WE MUST TIGHTEN THE REGULATORY FRAMEWORK
ON ADS FOR GAS-POWERED CARS
AND LIGHT-DUTY TRUCKS
We need to reverse the trend!
As the climate crisis looms as one of the greatest challenges facing humanity, we are being bombarded with ads encouraging us to buy gas-powered vehicles (gas or diesel), particularly SUVs and other light-duty trucks.
|Did you know that:|
Yet, Canada has no regulations to govern advertising on gas-powered cars, despite their environmental impact.
There are no requirements for ads to display a vehicle’s fuel consumption or GHG emissions, no standards for protecting nature and the environment, and nothing against advertising them in nature settings.
We must demand a new regulatory framework for advertising gas-powered vehicles
Advertising has a powerful impact on consumer choices
The link between advertising and purchasing behaviour is strong. A 2021 Équiterre study shows that nearly half of new vehicle buyers admit that their decision was influenced by some type of media.
Car advertising, including ads for light-duty trucks, is prevalent in Canada. The automotive industry alone accounted for 21% of total digital advertising investment in 2018, putting it at the top of the list
80% of new vehicle sales in 2020 were light-duty trucks
Four out of five (80%) new vehicles sold in Canada in 2020 were light-duty trucks - including sport utility vehicles (SUVs), crossover utility vehicles (CUVs), pickup trucks, and minivans.
Gas-powered vehicles, particularly light-duty trucks, have significant multidimensional impacts and we must recognize their proliferation on our roads as a public health and safety issue. We need to increase advertising regulations in order to reduce the demand for gas-powered large vehicles.
- the Government of Canada has committed to reducing GHG emissions by at least 40% by 2030 and to banning the sale of new gas-powered vehicles by 2035, it must create stronger regulations on automotive advertising, particularly for light-duty trucks.
- the Canadian Broadcasting Corporation (CBC) receives public funding, it must lead by example and align itself with Canada's climate targets.

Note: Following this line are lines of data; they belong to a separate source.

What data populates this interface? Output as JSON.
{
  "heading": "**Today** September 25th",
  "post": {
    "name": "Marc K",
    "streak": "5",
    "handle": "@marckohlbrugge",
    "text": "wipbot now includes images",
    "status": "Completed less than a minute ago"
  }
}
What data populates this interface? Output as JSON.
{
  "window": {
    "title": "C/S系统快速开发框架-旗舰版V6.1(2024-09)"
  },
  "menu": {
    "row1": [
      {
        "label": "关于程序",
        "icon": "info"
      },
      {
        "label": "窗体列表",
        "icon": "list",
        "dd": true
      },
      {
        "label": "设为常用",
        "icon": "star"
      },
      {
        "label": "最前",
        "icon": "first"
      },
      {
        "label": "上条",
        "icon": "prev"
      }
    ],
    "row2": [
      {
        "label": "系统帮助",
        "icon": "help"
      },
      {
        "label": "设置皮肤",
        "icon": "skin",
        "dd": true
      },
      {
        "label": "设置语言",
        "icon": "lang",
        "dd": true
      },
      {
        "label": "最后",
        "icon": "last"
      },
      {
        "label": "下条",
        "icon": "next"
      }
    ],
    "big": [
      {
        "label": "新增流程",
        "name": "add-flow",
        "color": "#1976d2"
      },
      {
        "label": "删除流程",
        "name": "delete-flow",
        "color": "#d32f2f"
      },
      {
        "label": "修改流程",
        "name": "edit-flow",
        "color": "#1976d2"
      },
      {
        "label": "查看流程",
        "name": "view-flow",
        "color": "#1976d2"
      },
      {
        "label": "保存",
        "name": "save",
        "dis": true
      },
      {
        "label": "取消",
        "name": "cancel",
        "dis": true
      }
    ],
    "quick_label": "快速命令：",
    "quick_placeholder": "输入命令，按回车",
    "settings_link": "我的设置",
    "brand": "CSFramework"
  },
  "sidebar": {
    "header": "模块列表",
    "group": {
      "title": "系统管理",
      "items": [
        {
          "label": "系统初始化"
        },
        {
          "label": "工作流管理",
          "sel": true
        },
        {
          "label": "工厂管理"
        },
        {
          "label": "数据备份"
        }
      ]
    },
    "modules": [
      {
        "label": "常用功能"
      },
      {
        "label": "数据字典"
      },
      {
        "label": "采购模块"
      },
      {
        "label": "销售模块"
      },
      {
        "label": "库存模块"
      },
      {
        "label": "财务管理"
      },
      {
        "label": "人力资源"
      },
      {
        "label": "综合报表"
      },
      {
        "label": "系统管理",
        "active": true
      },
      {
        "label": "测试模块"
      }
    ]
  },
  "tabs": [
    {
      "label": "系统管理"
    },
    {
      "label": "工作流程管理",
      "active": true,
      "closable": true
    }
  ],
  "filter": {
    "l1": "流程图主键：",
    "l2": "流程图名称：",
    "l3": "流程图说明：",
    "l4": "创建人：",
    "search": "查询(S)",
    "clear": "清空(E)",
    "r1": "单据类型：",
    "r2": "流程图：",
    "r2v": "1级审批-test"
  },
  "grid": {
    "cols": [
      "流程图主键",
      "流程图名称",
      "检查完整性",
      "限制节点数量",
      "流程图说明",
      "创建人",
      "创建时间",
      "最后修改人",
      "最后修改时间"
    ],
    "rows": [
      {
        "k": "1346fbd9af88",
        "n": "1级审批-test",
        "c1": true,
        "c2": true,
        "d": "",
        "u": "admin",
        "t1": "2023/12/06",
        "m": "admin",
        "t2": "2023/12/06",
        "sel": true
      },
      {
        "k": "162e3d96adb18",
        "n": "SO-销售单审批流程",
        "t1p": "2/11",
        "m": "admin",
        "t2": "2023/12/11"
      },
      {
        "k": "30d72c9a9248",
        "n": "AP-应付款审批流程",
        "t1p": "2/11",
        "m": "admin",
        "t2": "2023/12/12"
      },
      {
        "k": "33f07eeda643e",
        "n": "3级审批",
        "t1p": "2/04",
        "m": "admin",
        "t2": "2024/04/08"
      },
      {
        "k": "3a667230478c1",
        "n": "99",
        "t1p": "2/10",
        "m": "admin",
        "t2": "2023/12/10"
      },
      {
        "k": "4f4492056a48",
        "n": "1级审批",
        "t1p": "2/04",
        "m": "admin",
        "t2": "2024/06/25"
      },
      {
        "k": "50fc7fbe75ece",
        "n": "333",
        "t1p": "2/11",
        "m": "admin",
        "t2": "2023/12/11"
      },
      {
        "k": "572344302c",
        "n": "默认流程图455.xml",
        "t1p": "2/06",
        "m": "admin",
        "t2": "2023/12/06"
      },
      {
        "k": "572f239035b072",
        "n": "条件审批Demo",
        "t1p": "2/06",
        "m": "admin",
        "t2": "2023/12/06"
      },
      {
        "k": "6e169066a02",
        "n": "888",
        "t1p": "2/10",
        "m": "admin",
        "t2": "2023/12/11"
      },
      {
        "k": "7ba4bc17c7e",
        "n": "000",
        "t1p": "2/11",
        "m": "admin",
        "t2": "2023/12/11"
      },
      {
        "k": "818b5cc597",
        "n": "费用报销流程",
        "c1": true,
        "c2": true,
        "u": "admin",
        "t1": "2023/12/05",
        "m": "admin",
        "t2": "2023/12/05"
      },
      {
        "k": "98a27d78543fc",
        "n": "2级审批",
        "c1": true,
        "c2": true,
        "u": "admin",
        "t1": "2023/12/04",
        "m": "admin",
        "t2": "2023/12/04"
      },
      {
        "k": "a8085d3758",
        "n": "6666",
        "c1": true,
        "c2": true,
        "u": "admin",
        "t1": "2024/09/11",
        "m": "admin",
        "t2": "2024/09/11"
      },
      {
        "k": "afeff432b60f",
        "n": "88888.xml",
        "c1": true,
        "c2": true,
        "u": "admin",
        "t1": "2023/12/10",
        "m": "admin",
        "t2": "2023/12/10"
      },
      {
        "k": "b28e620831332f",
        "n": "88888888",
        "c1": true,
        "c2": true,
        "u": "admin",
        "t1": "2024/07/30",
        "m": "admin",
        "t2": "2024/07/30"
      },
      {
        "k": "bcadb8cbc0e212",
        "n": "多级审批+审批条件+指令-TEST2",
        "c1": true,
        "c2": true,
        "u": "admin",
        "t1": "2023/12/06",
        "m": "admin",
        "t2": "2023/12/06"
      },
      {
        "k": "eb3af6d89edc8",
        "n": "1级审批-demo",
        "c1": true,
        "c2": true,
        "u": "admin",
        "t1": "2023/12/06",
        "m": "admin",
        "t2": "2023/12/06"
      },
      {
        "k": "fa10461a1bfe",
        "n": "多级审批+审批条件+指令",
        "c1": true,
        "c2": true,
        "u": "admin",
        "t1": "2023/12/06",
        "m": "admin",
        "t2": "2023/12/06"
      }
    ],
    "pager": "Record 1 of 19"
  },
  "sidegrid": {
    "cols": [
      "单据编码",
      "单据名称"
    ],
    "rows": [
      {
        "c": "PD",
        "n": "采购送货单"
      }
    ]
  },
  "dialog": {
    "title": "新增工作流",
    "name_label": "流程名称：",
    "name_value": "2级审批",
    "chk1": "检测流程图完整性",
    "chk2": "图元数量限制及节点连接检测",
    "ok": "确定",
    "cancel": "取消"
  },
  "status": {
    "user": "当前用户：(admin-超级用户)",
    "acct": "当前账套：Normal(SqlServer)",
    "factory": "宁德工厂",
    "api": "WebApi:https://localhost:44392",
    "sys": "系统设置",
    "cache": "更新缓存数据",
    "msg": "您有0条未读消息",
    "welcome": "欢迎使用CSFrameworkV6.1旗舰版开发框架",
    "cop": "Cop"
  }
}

We therefore encourage CBC to update its advertising policy in light of the climate emergency.
- That the federal government commit to banning advertising for all internal combustion vehicles by 2025*;
- That the federal government immediately tighten the regulatory framework for automobile advertising, with a focus on the heaviest and most energy-consuming vehicles;
- That the Board of Directors of the Canadian Broadcasting Corporation update its advertising policy to no longer show advertising for internal combustion vehicles;
- That there be no cost to CBC to update its advertising policy.
Automotive advertising is getting in the way of our climate goals and our work to protect our environment. It is high time that we stop allowing this influence.
Let’s reverse the trend!
The negative impacts of light-duty trucks are tangible, direct, and quantifiable.
- Environmental footprint: GHG emissions from light trucks increased 161% between 1990 and 2019 in Canada! Through their greater consumption of fossil fuels, large vehicles contribute to air pollution, which has significant public health implications in Canada.
- Safety: The feeling of safety associated with driving a light-duty truck is one of the most important variables when choosing a vehicle. However, the advertising associated with SUVs and other light trucks fails to recognize the risks that these vehicles pose to road users outside the vehicle.
- Traffic and infrastructure: The size and weight of larger vehicles result in more congestion, less public space, and premature wear and tear on road infrastructure and, therefore, higher costs for all taxpayers.
- Household finance: SUVs are on average much more expensive and contribute to Canadian household debt. They cost on average 10,000$ more than a standard car in Canada.
* In 2021, the federal government announced that, 14 years later, in 2035, new passenger cars or light-duty trucks powered by gasoline or diesel will no longer be sold in Canada. We also set intermediary targets: ZEV sales are to represent 20% by 2026 and 60% by 2030. However, the advertising of fuel-powered vehicles is still pervasive and influences the purchase behaviour of Canadians.
Source: Study "The Rise of Light-Duty Trucks in Canada: Reversing the Trend" by Équiterre